The shrub stage follows the herb stage in plant succession. Cane plants such as berries, woody-stemmed shrubs and small, sun-loving trees such as cedars spring up from the ground that has been stabilized by the herbaceous plant layer. Young white pines, aspens, and birches begin to appear as the shrub stage transitions to a young forest.
Young Forest Stage
The young forest stage is characterized by thick growth of thin-trunk young trees. Aspens and birch are followed by specimens of maple, pine, and other species depending on the forest location and climate. Young forest trees climb quickly skyward, attempting to out-compete one another for sunlight. Slower trees are shaded out by their faster-growing neighbors and die off as the system moves toward the mature forest stage.
Mature Forest Stage
A mature forest includes diverse species of diverse ages, from ground cover and undergrowth plants to trees with low, mid- and upper-story canopies. Sun-loving successional varieties such as birch and aspen will die off, and varieties of hardwoods and straight-trunk conifers that need protected shade to germinate and grow will begin to dominate the forest system.
Climax Forest Stage

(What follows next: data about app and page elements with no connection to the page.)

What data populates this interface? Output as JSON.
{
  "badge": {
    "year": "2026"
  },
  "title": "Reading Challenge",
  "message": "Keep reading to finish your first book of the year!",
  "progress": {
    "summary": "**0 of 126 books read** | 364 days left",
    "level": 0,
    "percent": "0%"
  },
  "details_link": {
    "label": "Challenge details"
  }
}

A climax or "old growth" forest is not an even-age forest of enormous old trees. Rather, a climax forest is the most diverse forest system. Trees left undisturbed to reach their full life span will then die and fall, serving as 'nurse trees' to new growth. This creates sunlit openings in the canopy that foster herbaceous growth, starting the stages of plant succession over again in a patchwork throughout the forest. Forests rarely reach the climax stage because disturbances such as fire, clearing, or timber management usually interrupt succession at the mature forest stage.